Porcini Mushrooms

Cepes, king bolete, penny bun, porcini  No matter what you call it – this mushroom is delicious.   It’s pretty reliable that 21 days after it rains, porcini are available.    If you don’t have an Italian grandmother to teach you how to find them…come to the market.  Bohemian Well Being Farm has them, pictured here.    Ask Mr. Kim for serving suggestions.


Wikipedia gives the rundown:  prized as an ingredient in various foods, B. edulis is an edible mushroom held in high regard in many cuisines, and is commonly prepared and eaten in soups, pasta, or risotto. The mushroom is low in fat and digestible carbohydrates, and high in protein, vitamins, minerals and dietary fiber. Although it is sold commercially, it is very difficult to cultivate. Available fresh in autumn in Central, Southern and Northern Europe, it is most often dried, packaged and distributed worldwide. Keeping its flavor after drying, it is then reconstituted and used in cooking. B. edulis is one of the few fungi sold pickled.
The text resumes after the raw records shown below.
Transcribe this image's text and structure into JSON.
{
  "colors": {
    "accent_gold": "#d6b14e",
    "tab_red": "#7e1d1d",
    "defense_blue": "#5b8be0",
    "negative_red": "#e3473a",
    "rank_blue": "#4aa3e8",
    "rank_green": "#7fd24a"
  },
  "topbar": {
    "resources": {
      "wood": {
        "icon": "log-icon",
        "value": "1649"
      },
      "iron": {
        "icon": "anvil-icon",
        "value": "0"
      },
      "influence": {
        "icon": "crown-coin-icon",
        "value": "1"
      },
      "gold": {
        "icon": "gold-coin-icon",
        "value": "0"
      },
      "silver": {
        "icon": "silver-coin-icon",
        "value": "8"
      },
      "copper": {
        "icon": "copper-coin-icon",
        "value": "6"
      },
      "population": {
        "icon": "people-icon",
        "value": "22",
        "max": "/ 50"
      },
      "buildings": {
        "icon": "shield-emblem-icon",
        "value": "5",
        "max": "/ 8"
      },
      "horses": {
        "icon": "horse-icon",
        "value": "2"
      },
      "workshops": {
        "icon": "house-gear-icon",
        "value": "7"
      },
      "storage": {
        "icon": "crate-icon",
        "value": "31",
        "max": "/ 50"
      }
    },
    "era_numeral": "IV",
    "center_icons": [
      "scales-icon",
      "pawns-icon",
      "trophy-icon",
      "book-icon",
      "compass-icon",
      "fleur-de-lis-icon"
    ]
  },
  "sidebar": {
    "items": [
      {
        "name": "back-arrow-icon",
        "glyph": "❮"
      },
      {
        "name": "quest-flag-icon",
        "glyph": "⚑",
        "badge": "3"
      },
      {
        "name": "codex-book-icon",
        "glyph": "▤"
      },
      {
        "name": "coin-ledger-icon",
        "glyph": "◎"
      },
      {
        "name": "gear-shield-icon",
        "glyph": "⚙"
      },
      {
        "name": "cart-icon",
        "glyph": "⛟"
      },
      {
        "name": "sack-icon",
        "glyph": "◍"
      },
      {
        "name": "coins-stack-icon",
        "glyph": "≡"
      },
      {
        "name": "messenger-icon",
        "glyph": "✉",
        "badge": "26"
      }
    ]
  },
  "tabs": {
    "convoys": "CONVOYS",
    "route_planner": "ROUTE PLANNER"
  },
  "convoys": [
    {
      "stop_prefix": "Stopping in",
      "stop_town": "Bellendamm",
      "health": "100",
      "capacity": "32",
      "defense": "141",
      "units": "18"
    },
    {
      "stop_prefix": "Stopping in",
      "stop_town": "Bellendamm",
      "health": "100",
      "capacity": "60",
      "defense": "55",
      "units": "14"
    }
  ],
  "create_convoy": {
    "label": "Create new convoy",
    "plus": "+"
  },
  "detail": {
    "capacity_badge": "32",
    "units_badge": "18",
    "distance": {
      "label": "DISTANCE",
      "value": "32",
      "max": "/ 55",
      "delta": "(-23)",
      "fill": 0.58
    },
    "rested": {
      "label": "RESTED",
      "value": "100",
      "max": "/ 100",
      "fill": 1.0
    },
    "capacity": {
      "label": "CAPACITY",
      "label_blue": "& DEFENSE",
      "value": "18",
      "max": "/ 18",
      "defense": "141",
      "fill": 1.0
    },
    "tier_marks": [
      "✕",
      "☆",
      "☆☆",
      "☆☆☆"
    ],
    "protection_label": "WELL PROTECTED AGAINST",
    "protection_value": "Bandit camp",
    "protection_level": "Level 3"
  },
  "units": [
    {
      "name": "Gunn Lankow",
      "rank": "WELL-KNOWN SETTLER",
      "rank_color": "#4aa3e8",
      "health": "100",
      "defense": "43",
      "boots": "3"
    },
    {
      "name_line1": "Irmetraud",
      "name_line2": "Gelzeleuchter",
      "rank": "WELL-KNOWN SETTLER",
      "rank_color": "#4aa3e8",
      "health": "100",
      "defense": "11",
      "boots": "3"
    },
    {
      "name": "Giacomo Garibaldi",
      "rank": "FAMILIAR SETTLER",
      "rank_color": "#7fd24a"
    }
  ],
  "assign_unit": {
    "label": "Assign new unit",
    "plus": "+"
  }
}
The fungus also produces a variety of organic compounds with a diverse spectrum of biological activity, including the steroid derivative ergosterol, a sugar binding protein, antiviral compounds, antioxidants, and phytochelatins, which give the organism resistance to toxic heavy metals.

Here are a few more porcini facts including buying, storing and recipe ideas